» WHAT TO WORK ON: Without including any picture, return the complete set of records exactly.

» INFORMATION:
────────────────────────────────────────
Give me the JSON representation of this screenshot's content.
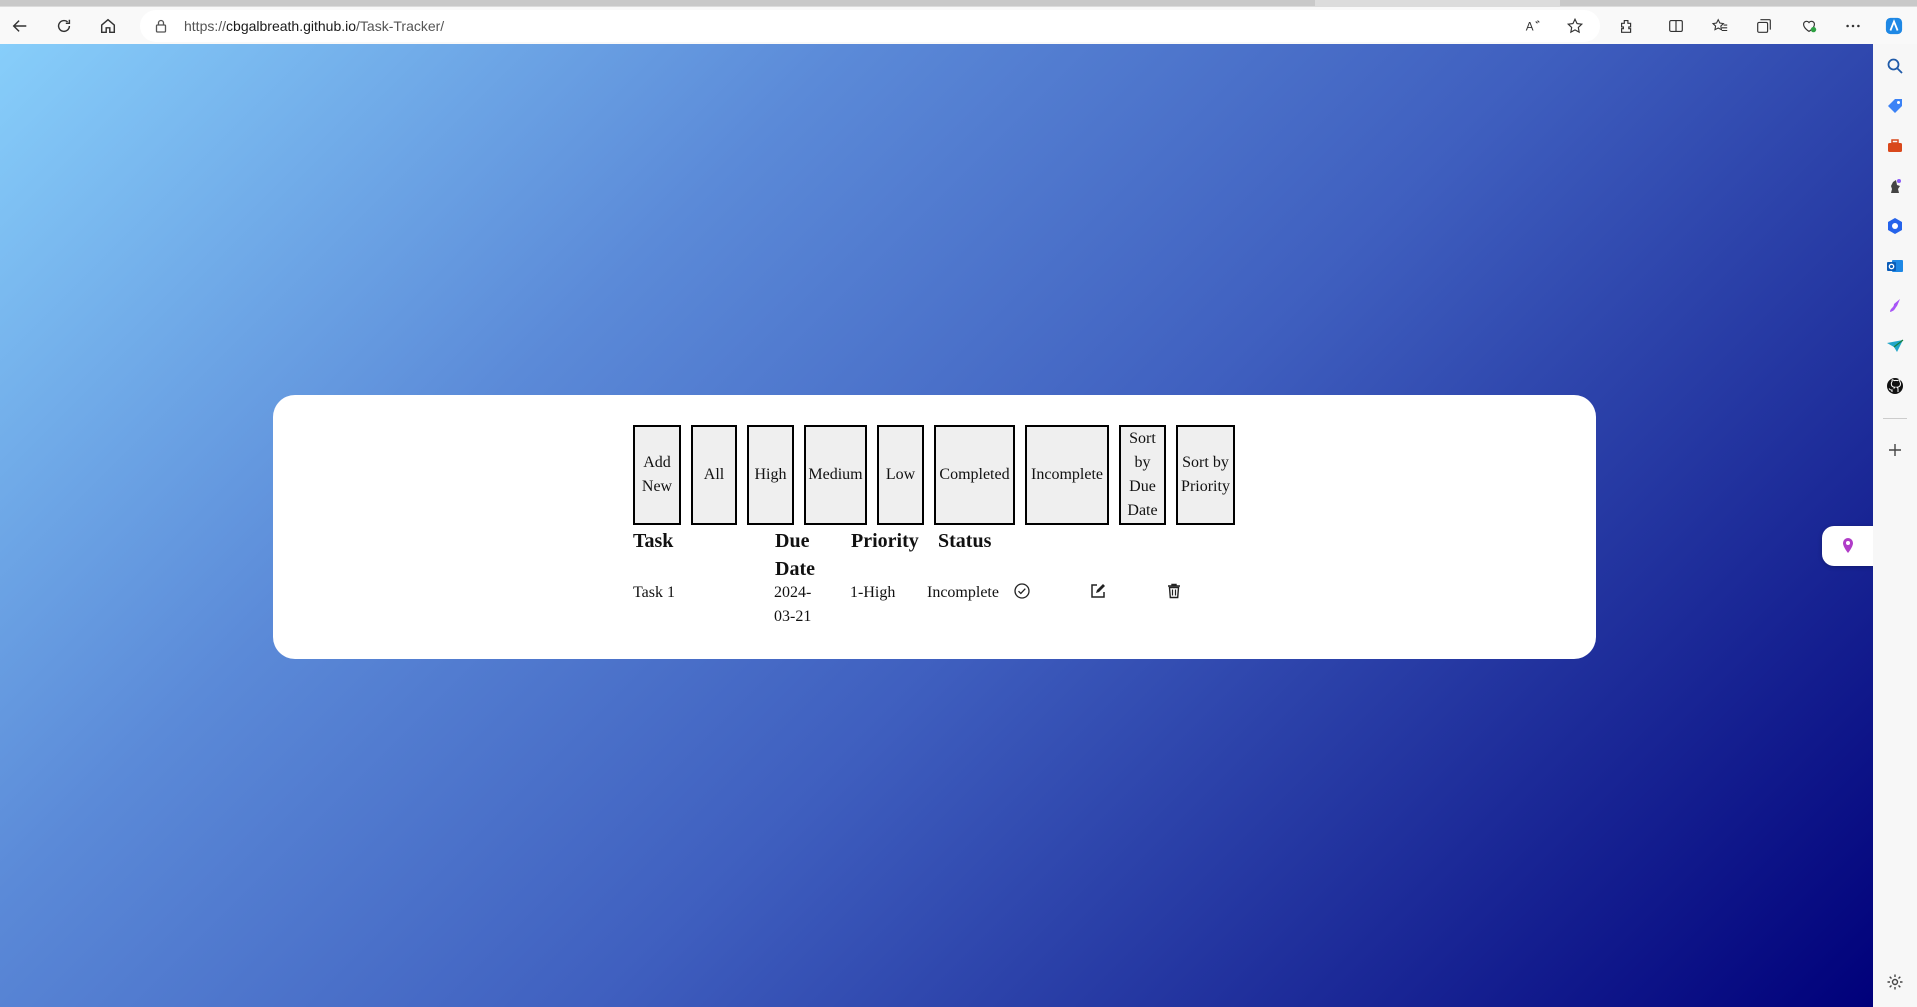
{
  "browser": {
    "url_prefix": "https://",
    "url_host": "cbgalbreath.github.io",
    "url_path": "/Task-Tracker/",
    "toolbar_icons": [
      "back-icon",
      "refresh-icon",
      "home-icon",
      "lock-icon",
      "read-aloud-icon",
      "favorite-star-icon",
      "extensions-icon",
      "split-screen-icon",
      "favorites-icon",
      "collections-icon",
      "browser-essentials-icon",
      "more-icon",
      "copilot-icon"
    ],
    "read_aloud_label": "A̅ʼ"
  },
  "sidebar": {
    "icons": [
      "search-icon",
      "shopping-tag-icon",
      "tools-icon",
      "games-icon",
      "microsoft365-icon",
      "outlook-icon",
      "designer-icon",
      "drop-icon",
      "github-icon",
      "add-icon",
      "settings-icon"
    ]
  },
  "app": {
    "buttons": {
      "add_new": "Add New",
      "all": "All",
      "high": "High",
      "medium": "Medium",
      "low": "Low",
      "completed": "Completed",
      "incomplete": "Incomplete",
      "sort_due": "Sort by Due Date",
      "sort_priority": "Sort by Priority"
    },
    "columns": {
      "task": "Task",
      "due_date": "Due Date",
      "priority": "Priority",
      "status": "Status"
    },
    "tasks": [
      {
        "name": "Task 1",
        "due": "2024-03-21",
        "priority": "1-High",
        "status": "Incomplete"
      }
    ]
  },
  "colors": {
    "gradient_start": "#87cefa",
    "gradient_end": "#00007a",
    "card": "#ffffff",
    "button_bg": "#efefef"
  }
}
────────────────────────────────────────
» RESULT BELOW:
Give me the JSON representation of this screenshot's content.
{
  "browser": {
    "url_prefix": "https://",
    "url_host": "cbgalbreath.github.io",
    "url_path": "/Task-Tracker/",
    "toolbar_icons": [
      "back-icon",
      "refresh-icon",
      "home-icon",
      "lock-icon",
      "read-aloud-icon",
      "favorite-star-icon",
      "extensions-icon",
      "split-screen-icon",
      "favorites-icon",
      "collections-icon",
      "browser-essentials-icon",
      "more-icon",
      "copilot-icon"
    ],
    "read_aloud_label": "A̅ʼ"
  },
  "sidebar": {
    "icons": [
      "search-icon",
      "shopping-tag-icon",
      "tools-icon",
      "games-icon",
      "microsoft365-icon",
      "outlook-icon",
      "designer-icon",
      "drop-icon",
      "github-icon",
      "add-icon",
      "settings-icon"
    ]
  },
  "app": {
    "buttons": {
      "add_new": "Add New",
      "all": "All",
      "high": "High",
      "medium": "Medium",
      "low": "Low",
      "completed": "Completed",
      "incomplete": "Incomplete",
      "sort_due": "Sort by Due Date",
      "sort_priority": "Sort by Priority"
    },
    "columns": {
      "task": "Task",
      "due_date": "Due Date",
      "priority": "Priority",
      "status": "Status"
    },
    "tasks": [
      {
        "name": "Task 1",
        "due": "2024-03-21",
        "priority": "1-High",
        "status": "Incomplete"
      }
    ]
  },
  "colors": {
    "gradient_start": "#87cefa",
    "gradient_end": "#00007a",
    "card": "#ffffff",
    "button_bg": "#efefef"
  }
}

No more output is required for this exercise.